● WHAT YOU ARE ASKED TO DO: Copy out each line of the data below in which the string "Guhai" appears.

#### AVAILABLE RECORDS ####

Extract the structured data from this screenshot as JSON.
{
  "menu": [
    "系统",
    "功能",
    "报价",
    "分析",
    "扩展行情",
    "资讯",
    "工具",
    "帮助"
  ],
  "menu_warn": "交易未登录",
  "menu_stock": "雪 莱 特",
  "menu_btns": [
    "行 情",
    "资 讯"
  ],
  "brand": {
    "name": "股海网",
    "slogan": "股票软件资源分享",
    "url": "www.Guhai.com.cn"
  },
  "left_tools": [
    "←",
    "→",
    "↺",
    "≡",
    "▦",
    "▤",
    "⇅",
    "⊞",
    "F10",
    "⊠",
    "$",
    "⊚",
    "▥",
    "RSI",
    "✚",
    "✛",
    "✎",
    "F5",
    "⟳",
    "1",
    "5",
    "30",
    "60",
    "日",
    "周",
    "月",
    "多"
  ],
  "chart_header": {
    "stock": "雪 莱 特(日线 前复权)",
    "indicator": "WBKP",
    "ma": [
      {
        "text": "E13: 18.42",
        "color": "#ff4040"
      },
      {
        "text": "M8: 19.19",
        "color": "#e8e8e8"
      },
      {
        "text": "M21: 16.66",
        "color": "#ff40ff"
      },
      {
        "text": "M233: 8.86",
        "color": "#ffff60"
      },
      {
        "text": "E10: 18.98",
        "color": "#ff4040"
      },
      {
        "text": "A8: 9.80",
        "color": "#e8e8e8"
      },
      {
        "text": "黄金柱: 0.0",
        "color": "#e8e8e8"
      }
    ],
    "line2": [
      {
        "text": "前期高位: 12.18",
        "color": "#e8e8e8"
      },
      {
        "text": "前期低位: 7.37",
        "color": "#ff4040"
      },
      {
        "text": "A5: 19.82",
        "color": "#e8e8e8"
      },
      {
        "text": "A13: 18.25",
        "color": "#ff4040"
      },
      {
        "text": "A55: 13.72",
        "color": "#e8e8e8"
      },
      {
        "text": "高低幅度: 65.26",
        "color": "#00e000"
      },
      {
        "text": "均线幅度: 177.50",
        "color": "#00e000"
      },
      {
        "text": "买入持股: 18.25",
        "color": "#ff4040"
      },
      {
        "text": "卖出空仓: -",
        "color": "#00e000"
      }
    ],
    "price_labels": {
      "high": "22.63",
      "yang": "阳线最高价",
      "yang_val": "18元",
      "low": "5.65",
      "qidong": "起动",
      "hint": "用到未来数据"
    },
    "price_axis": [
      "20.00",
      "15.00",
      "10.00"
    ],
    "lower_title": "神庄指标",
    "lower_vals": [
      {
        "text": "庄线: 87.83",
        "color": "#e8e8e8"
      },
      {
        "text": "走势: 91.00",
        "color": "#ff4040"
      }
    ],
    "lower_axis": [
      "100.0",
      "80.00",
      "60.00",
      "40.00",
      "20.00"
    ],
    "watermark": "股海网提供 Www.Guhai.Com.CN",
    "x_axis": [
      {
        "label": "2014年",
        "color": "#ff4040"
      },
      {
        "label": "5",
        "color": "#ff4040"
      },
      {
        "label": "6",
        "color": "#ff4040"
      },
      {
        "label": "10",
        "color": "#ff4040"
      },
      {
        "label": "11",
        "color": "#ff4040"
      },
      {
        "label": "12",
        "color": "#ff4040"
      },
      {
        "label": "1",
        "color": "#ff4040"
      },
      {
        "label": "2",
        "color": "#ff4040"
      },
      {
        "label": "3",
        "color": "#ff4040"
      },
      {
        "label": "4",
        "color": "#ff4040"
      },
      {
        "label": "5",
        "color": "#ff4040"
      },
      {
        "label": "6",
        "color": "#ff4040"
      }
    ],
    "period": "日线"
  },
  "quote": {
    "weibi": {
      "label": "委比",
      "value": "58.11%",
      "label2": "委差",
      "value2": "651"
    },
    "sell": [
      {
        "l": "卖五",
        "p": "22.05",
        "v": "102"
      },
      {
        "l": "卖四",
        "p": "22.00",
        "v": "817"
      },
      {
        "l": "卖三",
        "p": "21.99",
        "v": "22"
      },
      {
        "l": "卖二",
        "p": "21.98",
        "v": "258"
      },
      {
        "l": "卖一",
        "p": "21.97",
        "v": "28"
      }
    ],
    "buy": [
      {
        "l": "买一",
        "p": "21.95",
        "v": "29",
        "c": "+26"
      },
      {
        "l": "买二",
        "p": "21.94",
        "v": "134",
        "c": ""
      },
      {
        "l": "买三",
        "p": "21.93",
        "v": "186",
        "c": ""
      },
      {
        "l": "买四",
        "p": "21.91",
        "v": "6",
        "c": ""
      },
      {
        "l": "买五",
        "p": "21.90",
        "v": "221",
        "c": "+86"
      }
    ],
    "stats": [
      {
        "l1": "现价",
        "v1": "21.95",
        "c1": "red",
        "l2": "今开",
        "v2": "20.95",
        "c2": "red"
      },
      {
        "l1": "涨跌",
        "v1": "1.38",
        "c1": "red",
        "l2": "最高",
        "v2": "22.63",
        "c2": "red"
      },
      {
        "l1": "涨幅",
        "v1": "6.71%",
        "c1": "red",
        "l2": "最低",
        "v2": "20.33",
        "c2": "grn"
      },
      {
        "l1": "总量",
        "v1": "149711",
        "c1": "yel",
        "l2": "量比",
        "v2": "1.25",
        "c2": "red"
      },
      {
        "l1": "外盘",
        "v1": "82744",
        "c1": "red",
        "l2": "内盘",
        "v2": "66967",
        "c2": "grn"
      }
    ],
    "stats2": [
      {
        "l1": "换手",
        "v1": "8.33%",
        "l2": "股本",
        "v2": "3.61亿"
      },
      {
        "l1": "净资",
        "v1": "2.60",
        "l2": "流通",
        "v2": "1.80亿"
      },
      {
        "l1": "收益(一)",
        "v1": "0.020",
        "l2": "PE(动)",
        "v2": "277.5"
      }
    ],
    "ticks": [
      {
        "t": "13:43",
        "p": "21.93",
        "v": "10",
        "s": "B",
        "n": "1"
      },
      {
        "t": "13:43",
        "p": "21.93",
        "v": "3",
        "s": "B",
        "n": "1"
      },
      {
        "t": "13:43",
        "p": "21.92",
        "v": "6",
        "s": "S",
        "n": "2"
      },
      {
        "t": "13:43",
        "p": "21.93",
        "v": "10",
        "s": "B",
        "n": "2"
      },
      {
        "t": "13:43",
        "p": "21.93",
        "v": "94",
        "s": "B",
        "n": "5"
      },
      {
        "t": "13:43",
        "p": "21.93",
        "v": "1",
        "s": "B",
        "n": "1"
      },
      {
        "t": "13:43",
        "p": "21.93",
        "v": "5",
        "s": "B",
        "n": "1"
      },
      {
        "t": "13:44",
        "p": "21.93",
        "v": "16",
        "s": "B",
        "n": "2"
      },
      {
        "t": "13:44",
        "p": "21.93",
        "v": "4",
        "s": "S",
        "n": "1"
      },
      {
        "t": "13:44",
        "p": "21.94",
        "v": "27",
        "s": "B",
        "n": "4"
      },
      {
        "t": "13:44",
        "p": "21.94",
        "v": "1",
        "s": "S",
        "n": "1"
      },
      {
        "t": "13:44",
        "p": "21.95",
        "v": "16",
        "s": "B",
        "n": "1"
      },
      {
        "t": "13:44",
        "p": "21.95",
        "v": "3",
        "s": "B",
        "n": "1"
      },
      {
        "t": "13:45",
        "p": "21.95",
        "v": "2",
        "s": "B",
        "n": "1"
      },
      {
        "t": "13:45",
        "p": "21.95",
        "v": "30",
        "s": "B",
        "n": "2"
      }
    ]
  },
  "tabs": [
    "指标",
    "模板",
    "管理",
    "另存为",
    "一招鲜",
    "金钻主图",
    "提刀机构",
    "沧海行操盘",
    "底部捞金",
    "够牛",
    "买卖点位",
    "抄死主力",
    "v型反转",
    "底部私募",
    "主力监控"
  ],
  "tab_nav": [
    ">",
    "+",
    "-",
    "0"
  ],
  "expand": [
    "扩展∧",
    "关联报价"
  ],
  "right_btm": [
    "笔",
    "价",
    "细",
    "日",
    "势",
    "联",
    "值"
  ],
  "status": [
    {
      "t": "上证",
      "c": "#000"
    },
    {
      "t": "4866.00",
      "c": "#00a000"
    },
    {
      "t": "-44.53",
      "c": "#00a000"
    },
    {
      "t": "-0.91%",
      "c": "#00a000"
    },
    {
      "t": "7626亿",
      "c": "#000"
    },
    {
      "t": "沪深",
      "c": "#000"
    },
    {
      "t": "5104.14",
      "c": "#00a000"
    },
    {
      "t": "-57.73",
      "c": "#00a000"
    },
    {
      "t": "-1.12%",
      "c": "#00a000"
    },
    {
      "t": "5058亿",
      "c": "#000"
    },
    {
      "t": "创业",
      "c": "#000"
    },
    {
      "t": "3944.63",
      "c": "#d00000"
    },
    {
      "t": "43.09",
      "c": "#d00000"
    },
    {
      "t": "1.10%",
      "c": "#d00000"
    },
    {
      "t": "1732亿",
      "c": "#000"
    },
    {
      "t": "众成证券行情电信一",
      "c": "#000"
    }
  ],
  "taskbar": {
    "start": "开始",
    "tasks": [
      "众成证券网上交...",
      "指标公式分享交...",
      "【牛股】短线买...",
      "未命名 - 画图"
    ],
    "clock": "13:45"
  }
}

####

● PROBLEM SOLUTION:
    "url": "www.Guhai.com.cn"
    "watermark": "股海网提供 Www.Guhai.Com.CN",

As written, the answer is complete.